### Exercise instructions
Check each line below for the word "JSON" and give the count alone.

=== Begin Enclosure ===

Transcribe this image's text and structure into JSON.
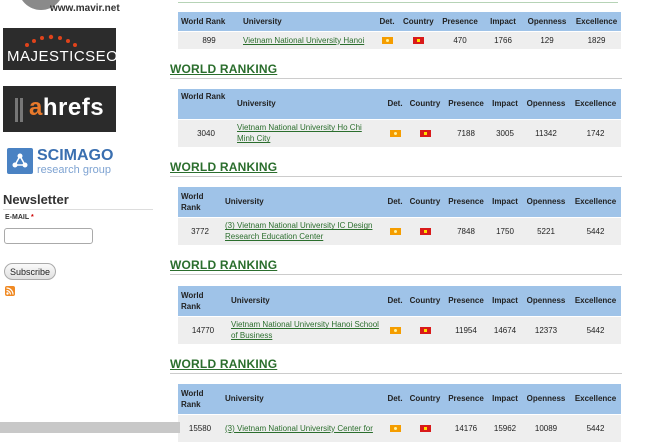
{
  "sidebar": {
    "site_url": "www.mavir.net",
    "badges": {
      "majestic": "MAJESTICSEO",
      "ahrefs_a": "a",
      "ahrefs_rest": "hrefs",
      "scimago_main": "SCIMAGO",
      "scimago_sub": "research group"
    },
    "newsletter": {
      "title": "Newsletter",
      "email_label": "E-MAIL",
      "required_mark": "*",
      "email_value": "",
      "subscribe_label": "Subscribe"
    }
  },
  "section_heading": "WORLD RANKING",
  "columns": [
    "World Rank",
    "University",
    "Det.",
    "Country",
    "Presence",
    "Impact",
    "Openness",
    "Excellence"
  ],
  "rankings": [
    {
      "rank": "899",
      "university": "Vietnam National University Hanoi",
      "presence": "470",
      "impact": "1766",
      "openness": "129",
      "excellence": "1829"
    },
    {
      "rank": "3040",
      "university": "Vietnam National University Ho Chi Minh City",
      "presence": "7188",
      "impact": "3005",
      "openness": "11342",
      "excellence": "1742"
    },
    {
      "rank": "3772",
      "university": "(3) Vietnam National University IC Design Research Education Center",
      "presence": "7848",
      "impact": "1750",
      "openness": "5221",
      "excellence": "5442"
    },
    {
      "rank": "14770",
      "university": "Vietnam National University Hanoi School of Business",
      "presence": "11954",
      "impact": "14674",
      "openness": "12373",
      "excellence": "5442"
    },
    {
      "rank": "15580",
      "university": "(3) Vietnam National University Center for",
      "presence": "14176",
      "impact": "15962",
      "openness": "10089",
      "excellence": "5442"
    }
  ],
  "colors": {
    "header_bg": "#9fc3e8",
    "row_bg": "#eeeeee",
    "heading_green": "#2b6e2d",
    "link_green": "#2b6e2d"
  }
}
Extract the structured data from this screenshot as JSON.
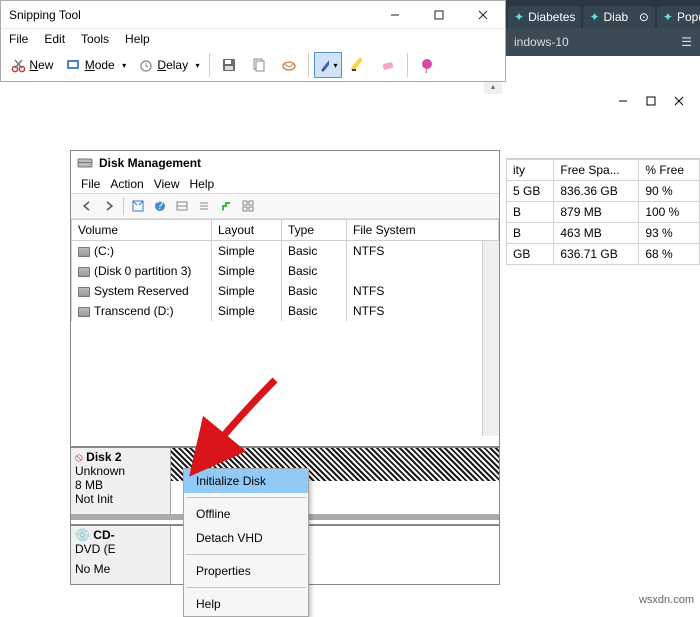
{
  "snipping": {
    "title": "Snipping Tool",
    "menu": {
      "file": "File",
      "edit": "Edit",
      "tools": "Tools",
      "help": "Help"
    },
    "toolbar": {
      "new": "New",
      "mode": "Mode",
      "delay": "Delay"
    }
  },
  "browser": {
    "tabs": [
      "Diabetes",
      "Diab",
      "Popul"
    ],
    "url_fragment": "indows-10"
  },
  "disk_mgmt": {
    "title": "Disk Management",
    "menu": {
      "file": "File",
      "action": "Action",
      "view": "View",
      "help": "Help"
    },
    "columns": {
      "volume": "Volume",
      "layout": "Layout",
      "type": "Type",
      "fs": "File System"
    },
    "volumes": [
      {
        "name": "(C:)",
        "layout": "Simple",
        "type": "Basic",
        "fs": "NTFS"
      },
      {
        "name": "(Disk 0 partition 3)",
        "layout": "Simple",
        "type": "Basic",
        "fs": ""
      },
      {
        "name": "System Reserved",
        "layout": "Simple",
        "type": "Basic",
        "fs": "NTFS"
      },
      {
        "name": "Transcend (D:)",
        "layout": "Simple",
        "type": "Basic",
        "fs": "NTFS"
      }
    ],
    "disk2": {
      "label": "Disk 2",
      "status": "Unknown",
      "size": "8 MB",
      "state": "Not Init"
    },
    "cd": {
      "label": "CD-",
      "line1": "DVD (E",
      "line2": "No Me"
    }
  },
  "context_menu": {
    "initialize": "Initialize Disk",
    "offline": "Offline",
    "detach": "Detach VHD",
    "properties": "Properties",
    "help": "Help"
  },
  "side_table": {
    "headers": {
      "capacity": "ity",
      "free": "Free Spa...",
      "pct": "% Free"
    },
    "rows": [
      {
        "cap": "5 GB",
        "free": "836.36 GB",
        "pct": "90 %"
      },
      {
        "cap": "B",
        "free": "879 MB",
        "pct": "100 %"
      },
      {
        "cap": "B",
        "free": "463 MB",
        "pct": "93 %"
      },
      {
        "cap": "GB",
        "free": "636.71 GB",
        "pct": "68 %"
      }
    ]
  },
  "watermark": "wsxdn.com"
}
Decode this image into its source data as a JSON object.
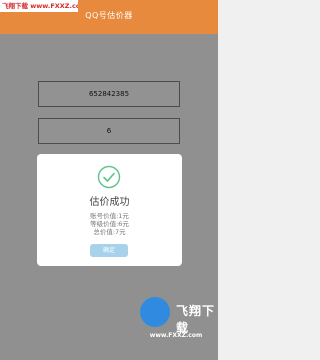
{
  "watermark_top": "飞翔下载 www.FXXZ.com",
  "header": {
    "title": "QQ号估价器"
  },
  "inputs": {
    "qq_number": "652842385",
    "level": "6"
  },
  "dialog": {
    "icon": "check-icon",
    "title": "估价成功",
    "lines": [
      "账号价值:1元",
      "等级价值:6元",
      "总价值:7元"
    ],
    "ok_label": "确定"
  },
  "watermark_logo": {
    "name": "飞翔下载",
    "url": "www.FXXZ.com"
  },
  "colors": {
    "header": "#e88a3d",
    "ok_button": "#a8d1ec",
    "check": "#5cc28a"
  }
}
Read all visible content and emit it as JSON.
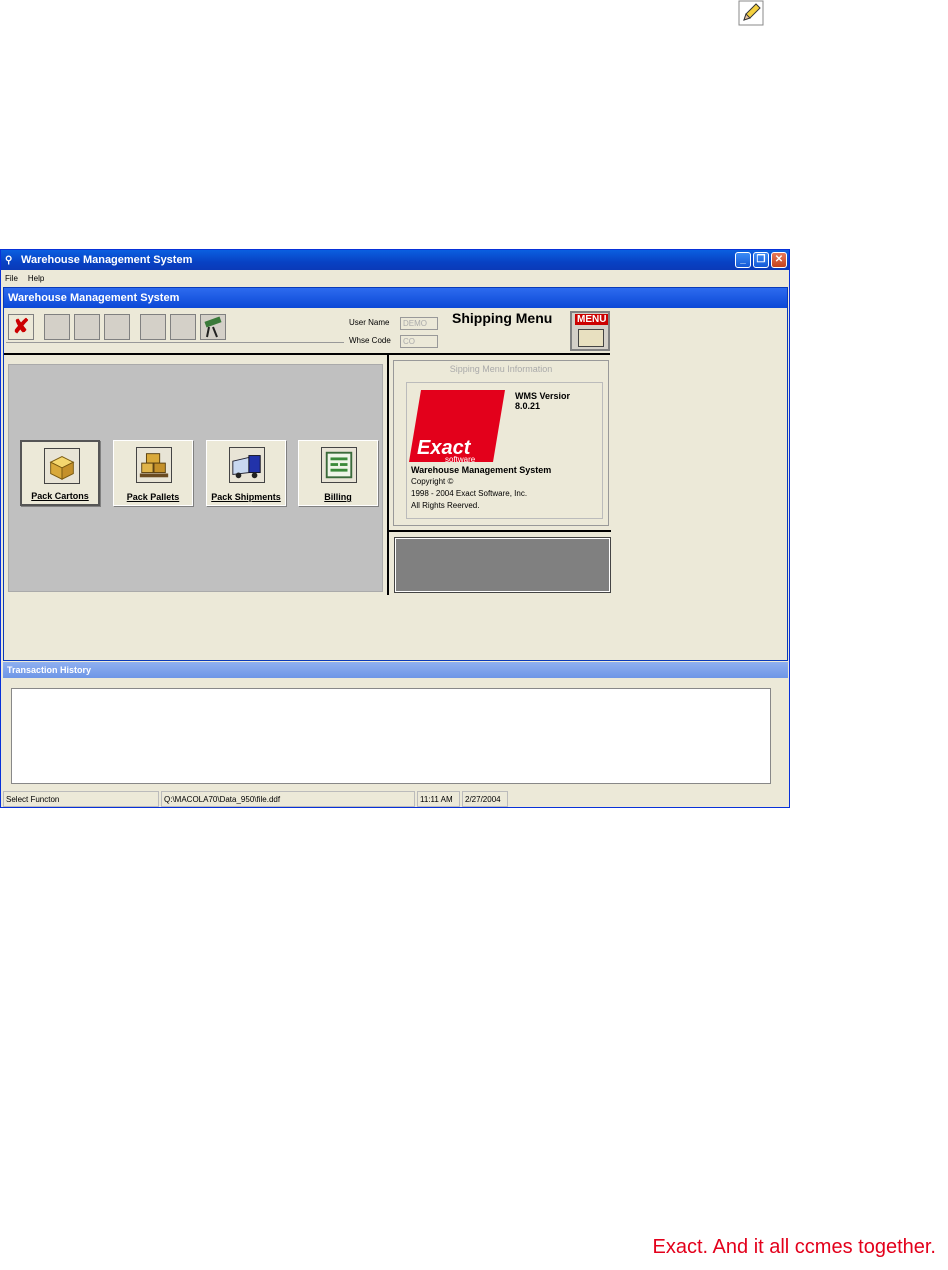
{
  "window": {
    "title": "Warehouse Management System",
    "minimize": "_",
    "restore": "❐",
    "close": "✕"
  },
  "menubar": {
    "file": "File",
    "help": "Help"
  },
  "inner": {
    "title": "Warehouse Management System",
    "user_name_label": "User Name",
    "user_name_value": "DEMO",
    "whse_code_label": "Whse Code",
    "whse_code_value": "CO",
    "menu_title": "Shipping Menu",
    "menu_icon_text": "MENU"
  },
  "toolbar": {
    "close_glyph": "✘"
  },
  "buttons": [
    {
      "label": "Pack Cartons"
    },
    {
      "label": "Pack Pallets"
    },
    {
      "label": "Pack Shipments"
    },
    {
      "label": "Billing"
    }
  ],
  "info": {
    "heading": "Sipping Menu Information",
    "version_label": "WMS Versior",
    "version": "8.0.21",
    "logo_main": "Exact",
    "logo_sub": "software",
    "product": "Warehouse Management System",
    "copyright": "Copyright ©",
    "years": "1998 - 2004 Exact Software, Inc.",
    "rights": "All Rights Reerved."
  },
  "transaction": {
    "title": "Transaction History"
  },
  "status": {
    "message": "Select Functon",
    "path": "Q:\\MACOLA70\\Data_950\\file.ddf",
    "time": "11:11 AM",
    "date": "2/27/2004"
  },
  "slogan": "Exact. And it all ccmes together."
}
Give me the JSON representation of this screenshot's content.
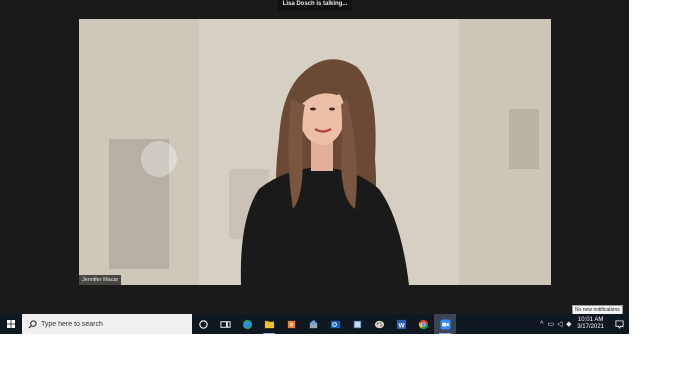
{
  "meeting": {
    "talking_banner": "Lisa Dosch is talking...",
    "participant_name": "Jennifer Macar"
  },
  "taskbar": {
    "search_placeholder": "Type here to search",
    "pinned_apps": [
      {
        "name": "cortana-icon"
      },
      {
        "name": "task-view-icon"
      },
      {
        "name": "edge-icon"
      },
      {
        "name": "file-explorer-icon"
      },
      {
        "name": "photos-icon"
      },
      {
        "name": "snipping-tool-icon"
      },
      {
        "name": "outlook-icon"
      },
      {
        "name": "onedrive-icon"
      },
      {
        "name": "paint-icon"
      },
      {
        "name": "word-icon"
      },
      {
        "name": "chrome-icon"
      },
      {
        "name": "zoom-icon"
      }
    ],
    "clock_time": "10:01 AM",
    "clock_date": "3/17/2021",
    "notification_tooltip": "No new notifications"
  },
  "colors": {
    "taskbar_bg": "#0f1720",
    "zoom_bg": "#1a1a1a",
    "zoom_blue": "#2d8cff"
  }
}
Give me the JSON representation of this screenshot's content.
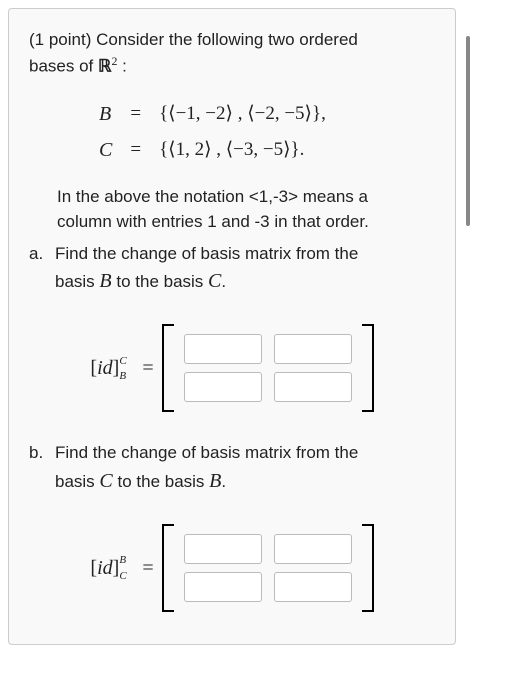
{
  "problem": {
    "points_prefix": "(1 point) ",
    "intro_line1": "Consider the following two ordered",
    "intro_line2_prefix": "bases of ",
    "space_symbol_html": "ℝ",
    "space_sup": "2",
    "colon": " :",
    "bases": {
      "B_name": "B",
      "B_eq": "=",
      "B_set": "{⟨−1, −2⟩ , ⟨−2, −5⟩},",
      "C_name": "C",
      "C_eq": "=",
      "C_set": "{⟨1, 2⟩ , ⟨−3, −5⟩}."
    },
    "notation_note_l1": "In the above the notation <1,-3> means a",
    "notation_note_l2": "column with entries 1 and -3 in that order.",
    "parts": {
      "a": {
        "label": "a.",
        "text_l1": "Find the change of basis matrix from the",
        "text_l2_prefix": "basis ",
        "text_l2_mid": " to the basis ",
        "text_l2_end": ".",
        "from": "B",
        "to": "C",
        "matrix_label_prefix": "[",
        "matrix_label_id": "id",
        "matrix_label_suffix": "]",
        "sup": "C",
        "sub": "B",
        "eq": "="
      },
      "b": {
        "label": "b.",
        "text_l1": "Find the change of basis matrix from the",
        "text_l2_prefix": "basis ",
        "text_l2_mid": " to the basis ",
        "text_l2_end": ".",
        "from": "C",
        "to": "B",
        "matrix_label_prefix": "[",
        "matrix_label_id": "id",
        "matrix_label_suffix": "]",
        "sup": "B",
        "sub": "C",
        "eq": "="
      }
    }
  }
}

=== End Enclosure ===

### Result of this exercise
6